■ WORK REQUIRED
Can you restate the records below word for word?

■ INPUT FOR THIS TASK
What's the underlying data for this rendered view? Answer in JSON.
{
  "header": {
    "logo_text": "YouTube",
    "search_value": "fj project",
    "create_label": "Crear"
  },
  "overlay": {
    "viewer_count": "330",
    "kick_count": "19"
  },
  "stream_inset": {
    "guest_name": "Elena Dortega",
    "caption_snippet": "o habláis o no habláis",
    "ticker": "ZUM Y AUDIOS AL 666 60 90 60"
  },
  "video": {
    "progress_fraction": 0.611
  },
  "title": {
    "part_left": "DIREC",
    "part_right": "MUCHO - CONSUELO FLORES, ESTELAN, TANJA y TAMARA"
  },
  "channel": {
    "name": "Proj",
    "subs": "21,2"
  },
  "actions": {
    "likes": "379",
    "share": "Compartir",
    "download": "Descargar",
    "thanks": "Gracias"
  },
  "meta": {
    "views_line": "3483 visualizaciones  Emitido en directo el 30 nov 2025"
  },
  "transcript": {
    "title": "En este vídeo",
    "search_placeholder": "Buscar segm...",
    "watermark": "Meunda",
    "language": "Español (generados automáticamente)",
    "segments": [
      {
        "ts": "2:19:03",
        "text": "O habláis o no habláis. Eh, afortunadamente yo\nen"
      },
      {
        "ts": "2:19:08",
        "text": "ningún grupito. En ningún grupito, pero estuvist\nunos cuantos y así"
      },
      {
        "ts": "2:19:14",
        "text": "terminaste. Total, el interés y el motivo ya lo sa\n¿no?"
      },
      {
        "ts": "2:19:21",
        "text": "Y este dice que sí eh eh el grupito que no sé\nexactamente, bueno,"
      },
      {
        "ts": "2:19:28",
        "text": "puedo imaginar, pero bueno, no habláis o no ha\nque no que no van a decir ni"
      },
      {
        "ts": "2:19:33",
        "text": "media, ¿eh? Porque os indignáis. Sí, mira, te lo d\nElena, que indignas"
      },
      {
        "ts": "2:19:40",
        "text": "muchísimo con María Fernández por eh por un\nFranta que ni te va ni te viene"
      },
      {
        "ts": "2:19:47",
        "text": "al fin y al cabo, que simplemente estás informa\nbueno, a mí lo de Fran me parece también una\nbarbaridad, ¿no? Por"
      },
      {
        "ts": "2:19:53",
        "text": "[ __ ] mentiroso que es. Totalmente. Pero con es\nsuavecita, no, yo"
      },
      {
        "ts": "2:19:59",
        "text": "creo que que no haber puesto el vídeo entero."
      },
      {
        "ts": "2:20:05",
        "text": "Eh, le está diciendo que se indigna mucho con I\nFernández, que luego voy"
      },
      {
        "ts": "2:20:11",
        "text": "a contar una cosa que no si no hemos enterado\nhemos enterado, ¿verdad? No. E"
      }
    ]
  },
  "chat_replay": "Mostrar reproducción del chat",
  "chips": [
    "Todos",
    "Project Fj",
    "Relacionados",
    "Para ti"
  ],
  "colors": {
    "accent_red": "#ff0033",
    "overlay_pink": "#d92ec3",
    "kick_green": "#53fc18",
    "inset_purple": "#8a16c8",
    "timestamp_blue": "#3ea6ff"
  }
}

■ RESULT OF THE EXERCISE
What's the underlying data for this rendered view? Answer in JSON.
{
  "header": {
    "logo_text": "YouTube",
    "search_value": "fj project",
    "create_label": "Crear"
  },
  "overlay": {
    "viewer_count": "330",
    "kick_count": "19"
  },
  "stream_inset": {
    "guest_name": "Elena Dortega",
    "caption_snippet": "o habláis o no habláis",
    "ticker": "ZUM Y AUDIOS AL 666 60 90 60"
  },
  "video": {
    "progress_fraction": 0.611
  },
  "title": {
    "part_left": "DIREC",
    "part_right": "MUCHO - CONSUELO FLORES, ESTELAN, TANJA y TAMARA"
  },
  "channel": {
    "name": "Proj",
    "subs": "21,2"
  },
  "actions": {
    "likes": "379",
    "share": "Compartir",
    "download": "Descargar",
    "thanks": "Gracias"
  },
  "meta": {
    "views_line": "3483 visualizaciones  Emitido en directo el 30 nov 2025"
  },
  "transcript": {
    "title": "En este vídeo",
    "search_placeholder": "Buscar segm...",
    "watermark": "Meunda",
    "language": "Español (generados automáticamente)",
    "segments": [
      {
        "ts": "2:19:03",
        "text": "O habláis o no habláis. Eh, afortunadamente yo\nen"
      },
      {
        "ts": "2:19:08",
        "text": "ningún grupito. En ningún grupito, pero estuvist\nunos cuantos y así"
      },
      {
        "ts": "2:19:14",
        "text": "terminaste. Total, el interés y el motivo ya lo sa\n¿no?"
      },
      {
        "ts": "2:19:21",
        "text": "Y este dice que sí eh eh el grupito que no sé\nexactamente, bueno,"
      },
      {
        "ts": "2:19:28",
        "text": "puedo imaginar, pero bueno, no habláis o no ha\nque no que no van a decir ni"
      },
      {
        "ts": "2:19:33",
        "text": "media, ¿eh? Porque os indignáis. Sí, mira, te lo d\nElena, que indignas"
      },
      {
        "ts": "2:19:40",
        "text": "muchísimo con María Fernández por eh por un\nFranta que ni te va ni te viene"
      },
      {
        "ts": "2:19:47",
        "text": "al fin y al cabo, que simplemente estás informa\nbueno, a mí lo de Fran me parece también una\nbarbaridad, ¿no? Por"
      },
      {
        "ts": "2:19:53",
        "text": "[ __ ] mentiroso que es. Totalmente. Pero con es\nsuavecita, no, yo"
      },
      {
        "ts": "2:19:59",
        "text": "creo que que no haber puesto el vídeo entero."
      },
      {
        "ts": "2:20:05",
        "text": "Eh, le está diciendo que se indigna mucho con I\nFernández, que luego voy"
      },
      {
        "ts": "2:20:11",
        "text": "a contar una cosa que no si no hemos enterado\nhemos enterado, ¿verdad? No. E"
      }
    ]
  },
  "chat_replay": "Mostrar reproducción del chat",
  "chips": [
    "Todos",
    "Project Fj",
    "Relacionados",
    "Para ti"
  ],
  "colors": {
    "accent_red": "#ff0033",
    "overlay_pink": "#d92ec3",
    "kick_green": "#53fc18",
    "inset_purple": "#8a16c8",
    "timestamp_blue": "#3ea6ff"
  }
}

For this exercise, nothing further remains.